**Problem to solve:** Reproduce all of the entries below exactly, without images.

**Record excerpts:**
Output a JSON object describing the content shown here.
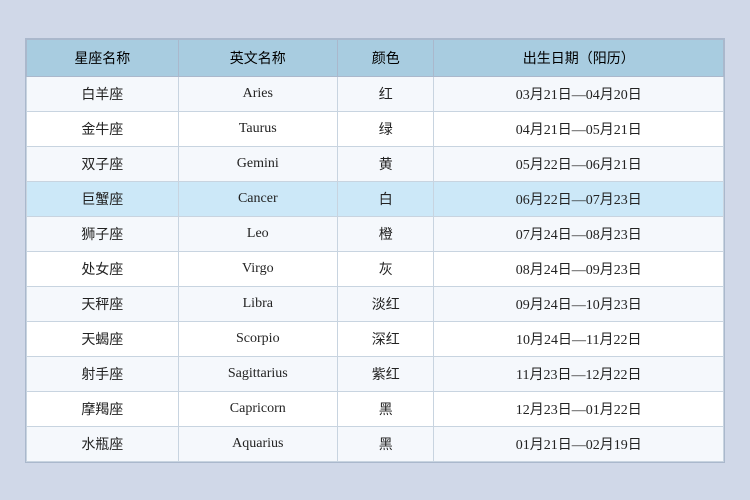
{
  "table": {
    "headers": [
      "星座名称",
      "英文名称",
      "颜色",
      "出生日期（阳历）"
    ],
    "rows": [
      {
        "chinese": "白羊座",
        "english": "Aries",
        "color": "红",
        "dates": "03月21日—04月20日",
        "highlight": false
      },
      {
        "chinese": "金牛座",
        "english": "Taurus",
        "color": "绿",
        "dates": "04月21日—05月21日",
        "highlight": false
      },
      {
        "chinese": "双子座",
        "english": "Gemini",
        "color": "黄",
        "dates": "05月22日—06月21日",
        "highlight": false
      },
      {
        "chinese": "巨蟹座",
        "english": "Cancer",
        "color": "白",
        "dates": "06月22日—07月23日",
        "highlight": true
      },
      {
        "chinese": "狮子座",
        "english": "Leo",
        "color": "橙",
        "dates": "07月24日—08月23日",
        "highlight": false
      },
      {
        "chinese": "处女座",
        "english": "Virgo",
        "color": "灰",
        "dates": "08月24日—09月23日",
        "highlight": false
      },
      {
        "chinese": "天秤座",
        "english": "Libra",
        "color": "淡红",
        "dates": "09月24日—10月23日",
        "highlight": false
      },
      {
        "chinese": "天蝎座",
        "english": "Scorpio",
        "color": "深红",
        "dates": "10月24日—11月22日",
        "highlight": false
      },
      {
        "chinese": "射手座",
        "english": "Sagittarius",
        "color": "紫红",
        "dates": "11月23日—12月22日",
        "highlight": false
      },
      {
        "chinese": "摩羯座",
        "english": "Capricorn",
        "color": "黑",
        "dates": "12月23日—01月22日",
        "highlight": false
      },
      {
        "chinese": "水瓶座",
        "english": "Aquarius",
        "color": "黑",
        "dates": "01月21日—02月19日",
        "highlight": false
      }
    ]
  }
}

**Written reply:**
Output a JSON object describing the content shown here.
{
  "table": {
    "headers": [
      "星座名称",
      "英文名称",
      "颜色",
      "出生日期（阳历）"
    ],
    "rows": [
      {
        "chinese": "白羊座",
        "english": "Aries",
        "color": "红",
        "dates": "03月21日—04月20日",
        "highlight": false
      },
      {
        "chinese": "金牛座",
        "english": "Taurus",
        "color": "绿",
        "dates": "04月21日—05月21日",
        "highlight": false
      },
      {
        "chinese": "双子座",
        "english": "Gemini",
        "color": "黄",
        "dates": "05月22日—06月21日",
        "highlight": false
      },
      {
        "chinese": "巨蟹座",
        "english": "Cancer",
        "color": "白",
        "dates": "06月22日—07月23日",
        "highlight": true
      },
      {
        "chinese": "狮子座",
        "english": "Leo",
        "color": "橙",
        "dates": "07月24日—08月23日",
        "highlight": false
      },
      {
        "chinese": "处女座",
        "english": "Virgo",
        "color": "灰",
        "dates": "08月24日—09月23日",
        "highlight": false
      },
      {
        "chinese": "天秤座",
        "english": "Libra",
        "color": "淡红",
        "dates": "09月24日—10月23日",
        "highlight": false
      },
      {
        "chinese": "天蝎座",
        "english": "Scorpio",
        "color": "深红",
        "dates": "10月24日—11月22日",
        "highlight": false
      },
      {
        "chinese": "射手座",
        "english": "Sagittarius",
        "color": "紫红",
        "dates": "11月23日—12月22日",
        "highlight": false
      },
      {
        "chinese": "摩羯座",
        "english": "Capricorn",
        "color": "黑",
        "dates": "12月23日—01月22日",
        "highlight": false
      },
      {
        "chinese": "水瓶座",
        "english": "Aquarius",
        "color": "黑",
        "dates": "01月21日—02月19日",
        "highlight": false
      }
    ]
  }
}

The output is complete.